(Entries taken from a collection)
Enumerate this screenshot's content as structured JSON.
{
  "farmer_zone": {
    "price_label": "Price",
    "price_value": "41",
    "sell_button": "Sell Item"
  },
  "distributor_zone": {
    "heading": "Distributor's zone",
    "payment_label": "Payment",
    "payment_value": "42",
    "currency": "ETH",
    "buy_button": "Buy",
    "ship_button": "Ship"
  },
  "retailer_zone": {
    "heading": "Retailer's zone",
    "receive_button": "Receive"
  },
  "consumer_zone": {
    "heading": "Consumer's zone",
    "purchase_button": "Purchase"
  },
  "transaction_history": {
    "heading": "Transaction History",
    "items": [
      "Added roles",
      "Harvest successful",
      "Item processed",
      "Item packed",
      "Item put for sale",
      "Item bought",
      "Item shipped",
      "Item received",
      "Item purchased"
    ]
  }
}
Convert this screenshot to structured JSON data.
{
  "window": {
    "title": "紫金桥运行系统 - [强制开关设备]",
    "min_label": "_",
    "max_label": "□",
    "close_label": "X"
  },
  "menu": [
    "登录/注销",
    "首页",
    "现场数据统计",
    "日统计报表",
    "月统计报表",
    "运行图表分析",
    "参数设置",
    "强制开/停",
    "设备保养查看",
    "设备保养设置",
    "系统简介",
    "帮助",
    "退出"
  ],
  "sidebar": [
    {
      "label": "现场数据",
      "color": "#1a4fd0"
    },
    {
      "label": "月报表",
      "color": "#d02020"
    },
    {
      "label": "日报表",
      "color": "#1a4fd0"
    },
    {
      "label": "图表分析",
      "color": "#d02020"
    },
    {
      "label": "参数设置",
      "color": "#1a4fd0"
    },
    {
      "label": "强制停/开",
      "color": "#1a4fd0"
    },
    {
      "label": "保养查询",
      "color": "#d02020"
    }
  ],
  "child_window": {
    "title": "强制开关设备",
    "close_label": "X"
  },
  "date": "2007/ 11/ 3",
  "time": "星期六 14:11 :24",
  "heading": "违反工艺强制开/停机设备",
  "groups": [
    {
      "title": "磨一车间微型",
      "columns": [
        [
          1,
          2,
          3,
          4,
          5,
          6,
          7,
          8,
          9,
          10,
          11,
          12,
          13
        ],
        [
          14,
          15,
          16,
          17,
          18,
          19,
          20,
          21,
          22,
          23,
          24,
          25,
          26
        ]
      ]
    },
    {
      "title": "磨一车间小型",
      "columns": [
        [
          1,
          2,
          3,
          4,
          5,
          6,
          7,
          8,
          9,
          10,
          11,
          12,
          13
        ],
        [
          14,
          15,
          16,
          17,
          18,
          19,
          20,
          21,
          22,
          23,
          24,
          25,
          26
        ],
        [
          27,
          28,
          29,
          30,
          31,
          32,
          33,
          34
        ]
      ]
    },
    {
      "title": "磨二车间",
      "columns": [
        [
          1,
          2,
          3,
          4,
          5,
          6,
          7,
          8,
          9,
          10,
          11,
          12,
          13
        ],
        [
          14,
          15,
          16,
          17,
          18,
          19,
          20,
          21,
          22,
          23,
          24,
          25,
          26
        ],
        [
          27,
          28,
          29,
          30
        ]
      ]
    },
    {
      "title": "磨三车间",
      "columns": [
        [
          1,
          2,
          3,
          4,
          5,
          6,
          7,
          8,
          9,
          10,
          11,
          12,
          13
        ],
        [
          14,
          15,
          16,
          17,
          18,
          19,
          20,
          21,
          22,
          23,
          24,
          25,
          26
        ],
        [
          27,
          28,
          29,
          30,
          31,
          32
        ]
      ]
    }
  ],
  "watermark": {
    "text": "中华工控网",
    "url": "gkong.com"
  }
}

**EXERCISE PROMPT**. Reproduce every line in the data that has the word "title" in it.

**SOLUTION**.
    "title": "紫金桥运行系统 - [强制开关设备]",
    "title": "强制开关设备",
      "title": "磨一车间微型",
      "title": "磨一车间小型",
      "title": "磨二车间",
      "title": "磨三车间",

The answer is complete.